3. “Generally, issues and arguments raised for the first time at oral argument on appeal are untimely and deemed waived.” Mitchell v. Gamble, 207 Ariz. 364, ¶ 16, 86 P.3d 944, 949-50 (App.2004). But that is a procedural rule that courts do not automatically apply. Id. In our discretion, we address the estate's new argument because it implicates the meaning and effect of a statute, A.R.S. § 12-1502.
4. For that same reason, the estate waived its argument that “the trial court at least should have deferred enforcement [of the ADR agreement] until trial or an evidentiary hearing to decide questions of fact regarding apparent agency” because “fact questions” remain about what Desert Life “relied upon to determine agency.” (Emphasis added.)
5. Arizona courts generally follow the Restatement of Agency, absent prior decisions to the contrary or other cogent reasons for departing from it. See Maricopa P'ships, Inc. v. Petyak, 163 Ariz. 624, 626, 790 P.2d 279, 281 (App.1989).
6. We reject the estate's argument that the trial court did not find actual authority but, rather, relied solely on “ostensible authority” in finding that Florentine had acted as Robert's “authorized agent” in executing the ADR agreement.
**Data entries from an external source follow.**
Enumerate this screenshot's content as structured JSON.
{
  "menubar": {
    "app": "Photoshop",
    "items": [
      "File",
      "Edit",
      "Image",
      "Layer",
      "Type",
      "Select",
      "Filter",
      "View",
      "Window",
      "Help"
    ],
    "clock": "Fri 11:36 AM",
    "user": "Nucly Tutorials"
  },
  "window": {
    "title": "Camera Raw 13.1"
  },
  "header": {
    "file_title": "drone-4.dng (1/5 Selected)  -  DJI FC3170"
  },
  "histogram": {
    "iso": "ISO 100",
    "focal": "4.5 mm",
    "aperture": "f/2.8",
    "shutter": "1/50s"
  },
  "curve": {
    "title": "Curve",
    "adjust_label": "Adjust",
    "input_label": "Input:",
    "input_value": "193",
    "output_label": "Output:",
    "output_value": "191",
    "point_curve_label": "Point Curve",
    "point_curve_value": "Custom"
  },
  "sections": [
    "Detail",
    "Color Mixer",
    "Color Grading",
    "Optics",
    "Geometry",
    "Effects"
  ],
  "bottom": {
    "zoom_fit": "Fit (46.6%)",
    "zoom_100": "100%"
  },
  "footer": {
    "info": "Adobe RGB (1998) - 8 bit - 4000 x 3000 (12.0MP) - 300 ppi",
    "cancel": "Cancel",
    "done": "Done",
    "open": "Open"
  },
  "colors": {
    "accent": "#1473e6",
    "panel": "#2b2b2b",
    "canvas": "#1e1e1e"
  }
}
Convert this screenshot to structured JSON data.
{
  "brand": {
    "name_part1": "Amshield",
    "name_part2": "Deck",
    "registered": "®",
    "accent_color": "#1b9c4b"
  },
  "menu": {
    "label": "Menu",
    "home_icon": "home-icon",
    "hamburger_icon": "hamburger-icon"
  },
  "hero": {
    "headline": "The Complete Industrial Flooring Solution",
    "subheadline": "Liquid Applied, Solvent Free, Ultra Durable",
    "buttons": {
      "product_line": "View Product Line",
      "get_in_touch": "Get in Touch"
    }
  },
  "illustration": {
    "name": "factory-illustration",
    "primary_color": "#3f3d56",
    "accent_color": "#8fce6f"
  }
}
Although the ultimate basis for its ruling is not totally clear, the trial court expressly found that Robert had “created an actual or apparent agency relationship.” To the extent the court suggested Florentine “had ostensible or apparent authority to bind” Robert, we disagree.
7. We note that in support of its agency argument, Desert Life points to several other medical records containing evidence that Florentine generally had controlled Robert's health care decisions. Although those documents arguably lend support to the determination that Robert had intended Florentine to act as his agent, she had statutory authority “to make health care decisions” for her spouse who “[wa]s unable to make or communicate” such decisions, even absent any agency authority. See A.R.S. § 36-3231(A)(1). Thus, we do not rely on those documents to determine an agency relationship.
8. As noted above, the trial court denied Desert Life's motions to compel arbitration and to dismiss the complaint, finding “[t]he arbitration agreement is not a valid contract because it was not signed by Mr. Ruesga or his authorized agent.” In view of that ruling, the court had no occasion to reach issues related to the substance or validity of the ADR agreement itself. And, after the trial court later granted Rule 60(c) relief and ordered the parties to arbitrate the dispute, the court was not asked to rule on previously raised issues.
PELANDER, Chief Judge.
CONCURRING: JOSEPH W. HOWARD, Presiding Judge and GARYE L. VÁSQUEZ, Judge.